Firebaugh is a city located on the San Joaquin River of western Fresno County.  Firebaugh is one of the oldest American communities in San Joaquin Valley having been settled as the location of Firebaugh's Ferry in 1854.  Traditionally Firebaugh has been served by California State Route 33 which was one of the original Sign State Routes announced during August 1934.  In modern times California State Route 33 is aligned through Firebaugh on N Street.  Originally California State Route 33 headed southbound passed through Firebaugh via; N Street, 8th Street, O Street, 12th Street, Nees Avenue and Washoe Avenue.  The blog cover depicts early California State Route 33 near Firebaugh crossing over a one-lane canal bridge.  The image below is from the 1935 Division of Highways Map of Fresno County which depicts the original alignment of California State Route 33 in Firebaugh. Part 1; the history of California State Route 33 in Firebaugh The community of Firebaugh is named in honor of Andr

Driving the Watkins Glen Historic Road Course - New York

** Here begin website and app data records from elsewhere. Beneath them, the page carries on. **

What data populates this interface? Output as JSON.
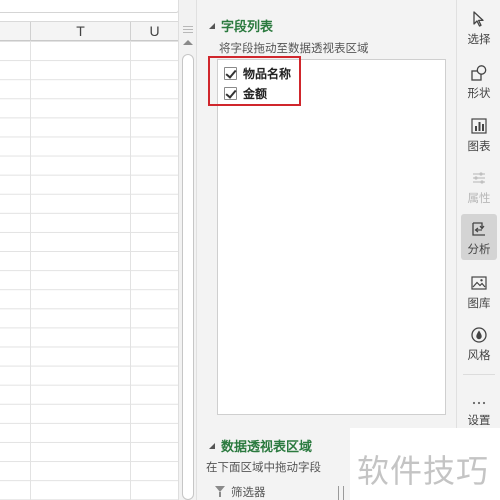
{
  "spreadsheet": {
    "columns": [
      "T",
      "U"
    ]
  },
  "field_list": {
    "title": "字段列表",
    "hint": "将字段拖动至数据透视表区域",
    "fields": [
      {
        "label": "物品名称",
        "checked": true
      },
      {
        "label": "金额",
        "checked": true
      }
    ]
  },
  "pivot_areas": {
    "title": "数据透视表区域",
    "hint": "在下面区域中拖动字段",
    "filter_label": "筛选器"
  },
  "toolbar": {
    "items": [
      {
        "label": "选择",
        "icon": "cursor-icon"
      },
      {
        "label": "形状",
        "icon": "shapes-icon"
      },
      {
        "label": "图表",
        "icon": "chart-icon"
      },
      {
        "label": "属性",
        "icon": "properties-icon"
      },
      {
        "label": "分析",
        "icon": "analysis-icon"
      },
      {
        "label": "图库",
        "icon": "gallery-icon"
      },
      {
        "label": "风格",
        "icon": "style-icon"
      },
      {
        "label": "设置",
        "icon": "more-icon"
      }
    ]
  },
  "watermark": {
    "text": "软件技巧"
  },
  "colors": {
    "section_title": "#2b7a3f",
    "highlight_border": "#d0262c",
    "active_tool_bg": "#d4d4d4"
  }
}
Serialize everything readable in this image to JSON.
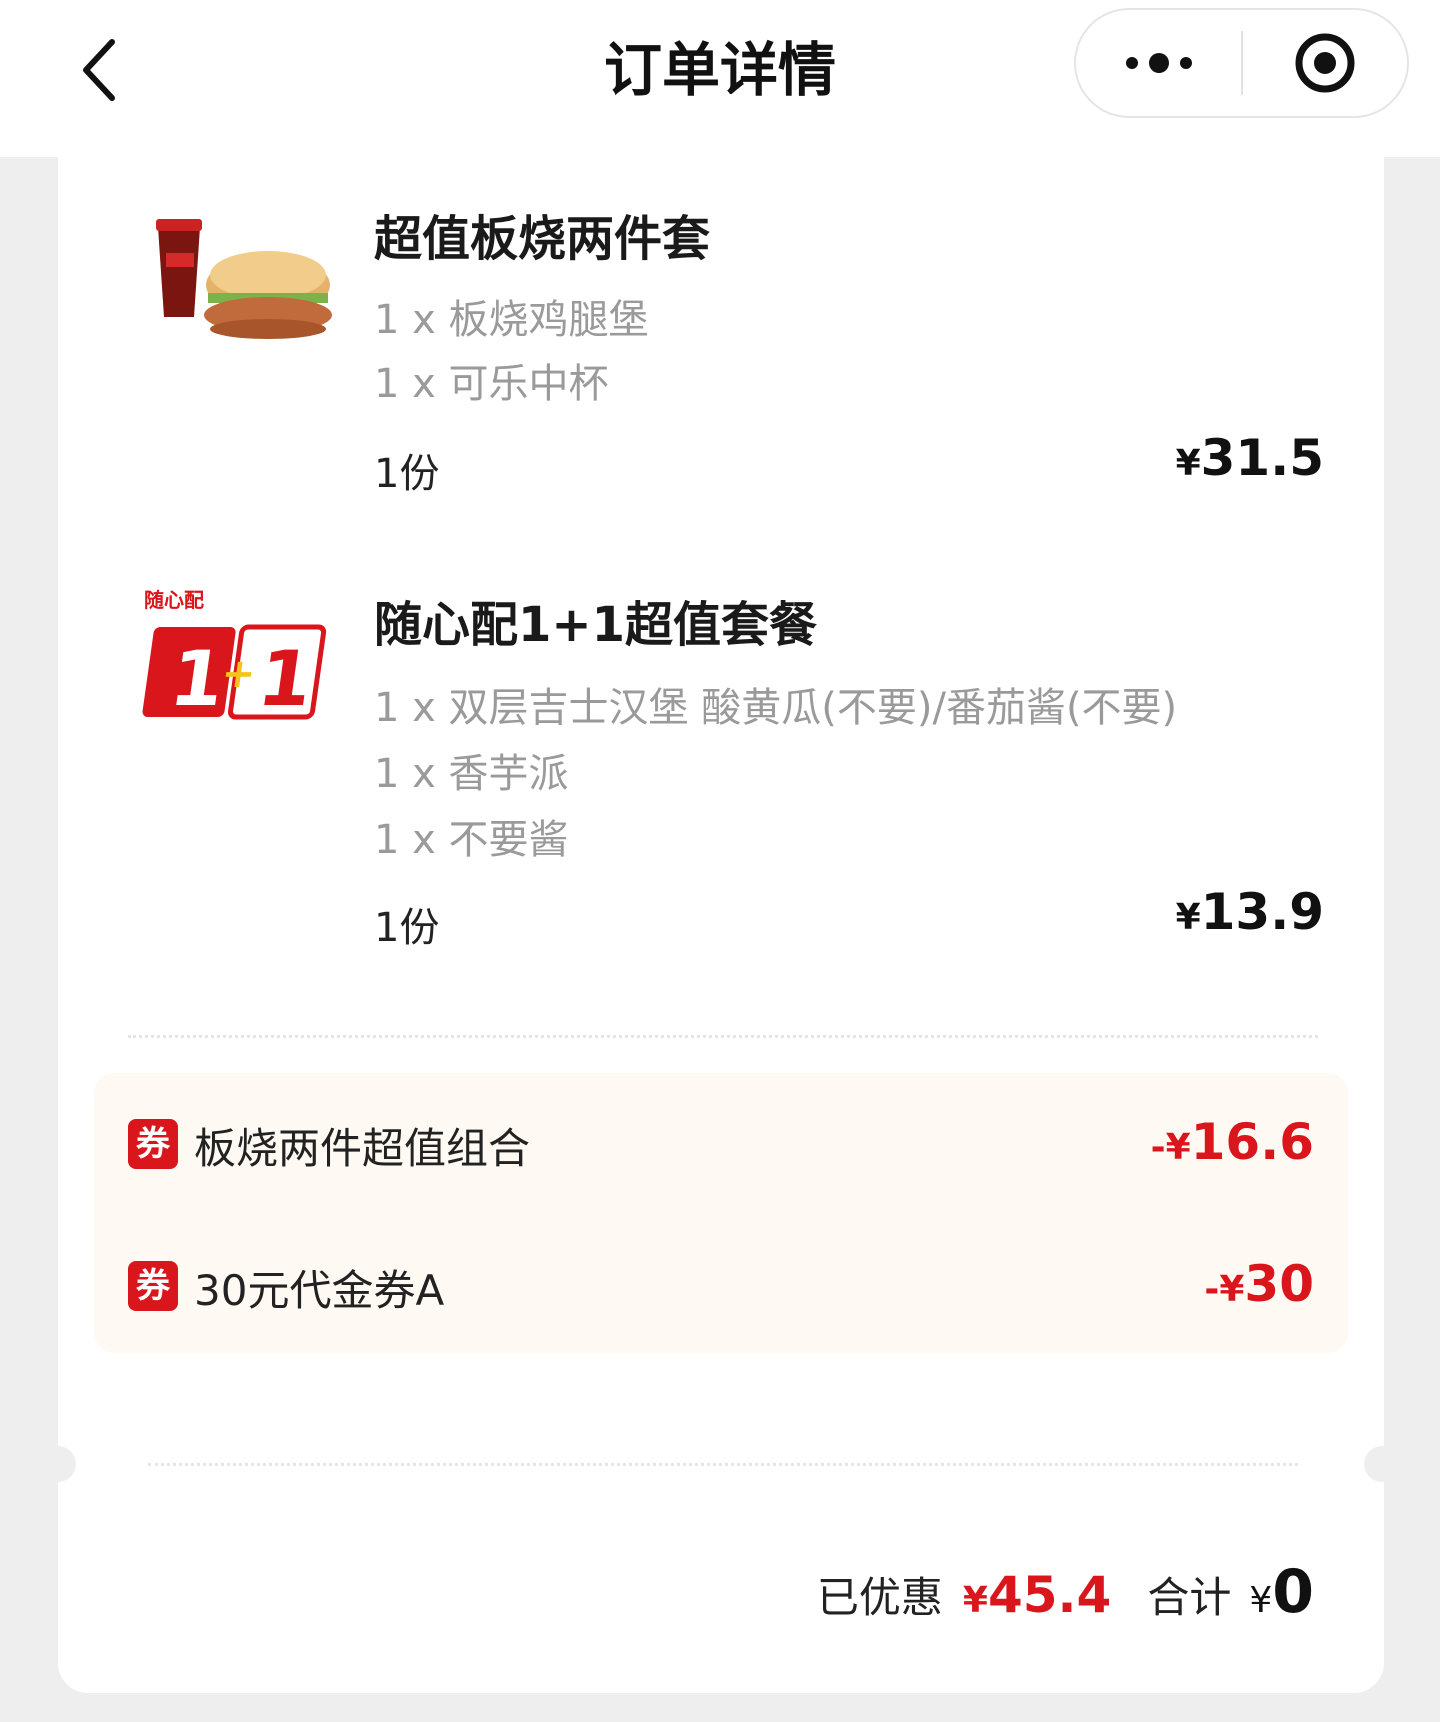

  Situated at the south end of Seneca Lake in the Finger Lakes region of Upstate New York, Watkins Glen is well known for wineries along Seneca Lake and waterfalls at Watkins Glen State Park . But one thing that gives the town much renown is its connection to the world of auto racing. The raceway at Watkins Glen Internationa l holds a number of big races every year, such as Six Hours at the Glen and the NASCAR Cup Series . The history of auto racing at Watkins Glen starts during the 1940s when the race followed a course on local roads and also through the streets of downtown Watkins Glen. It's a course that you can follow today, preferably at a more moderate speed than the auto racers of yore raced at. Let's explore the history of the original course, how it came to by and why it is no more. Organized races through the village of Watkins Glen and surrounding roads were first proposed and started by Cameron R. Argetsinger in 1948, marking the beginning of post-war sports car